** Data for analysis **
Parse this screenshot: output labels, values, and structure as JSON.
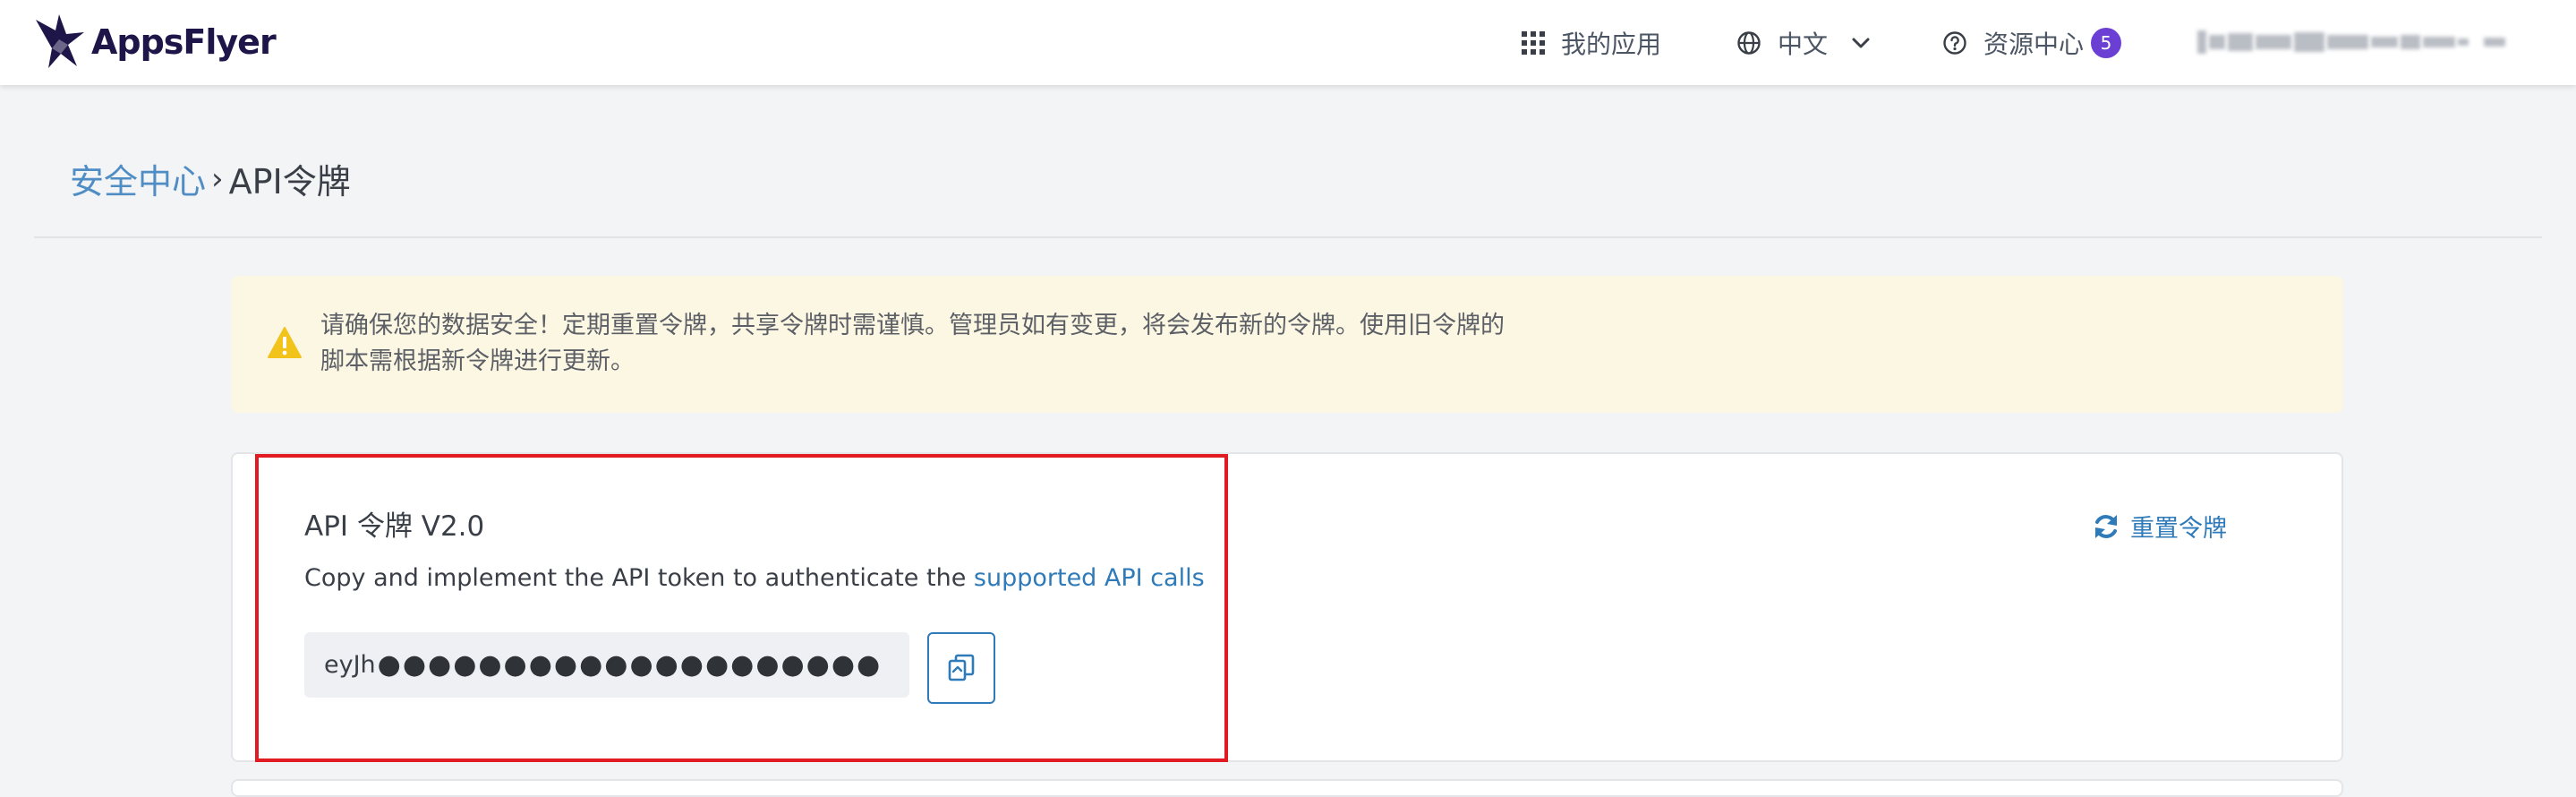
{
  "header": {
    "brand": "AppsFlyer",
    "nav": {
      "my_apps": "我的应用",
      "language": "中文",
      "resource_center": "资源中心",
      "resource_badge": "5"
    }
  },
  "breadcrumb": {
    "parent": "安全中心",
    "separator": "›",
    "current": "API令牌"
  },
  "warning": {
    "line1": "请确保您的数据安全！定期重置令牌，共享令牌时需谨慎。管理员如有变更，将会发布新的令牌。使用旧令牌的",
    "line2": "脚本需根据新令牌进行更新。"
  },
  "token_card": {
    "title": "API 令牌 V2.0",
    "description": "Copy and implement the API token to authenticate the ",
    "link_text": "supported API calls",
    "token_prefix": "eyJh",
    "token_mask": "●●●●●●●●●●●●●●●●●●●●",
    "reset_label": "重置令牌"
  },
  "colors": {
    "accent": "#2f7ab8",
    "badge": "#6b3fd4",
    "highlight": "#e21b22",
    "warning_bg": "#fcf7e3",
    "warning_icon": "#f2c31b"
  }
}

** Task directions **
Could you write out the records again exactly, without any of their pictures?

** Your response **
Parse this screenshot: output labels, values, and structure as JSON.
{
  "header": {
    "brand": "AppsFlyer",
    "nav": {
      "my_apps": "我的应用",
      "language": "中文",
      "resource_center": "资源中心",
      "resource_badge": "5"
    }
  },
  "breadcrumb": {
    "parent": "安全中心",
    "separator": "›",
    "current": "API令牌"
  },
  "warning": {
    "line1": "请确保您的数据安全！定期重置令牌，共享令牌时需谨慎。管理员如有变更，将会发布新的令牌。使用旧令牌的",
    "line2": "脚本需根据新令牌进行更新。"
  },
  "token_card": {
    "title": "API 令牌 V2.0",
    "description": "Copy and implement the API token to authenticate the ",
    "link_text": "supported API calls",
    "token_prefix": "eyJh",
    "token_mask": "●●●●●●●●●●●●●●●●●●●●",
    "reset_label": "重置令牌"
  },
  "colors": {
    "accent": "#2f7ab8",
    "badge": "#6b3fd4",
    "highlight": "#e21b22",
    "warning_bg": "#fcf7e3",
    "warning_icon": "#f2c31b"
  }
}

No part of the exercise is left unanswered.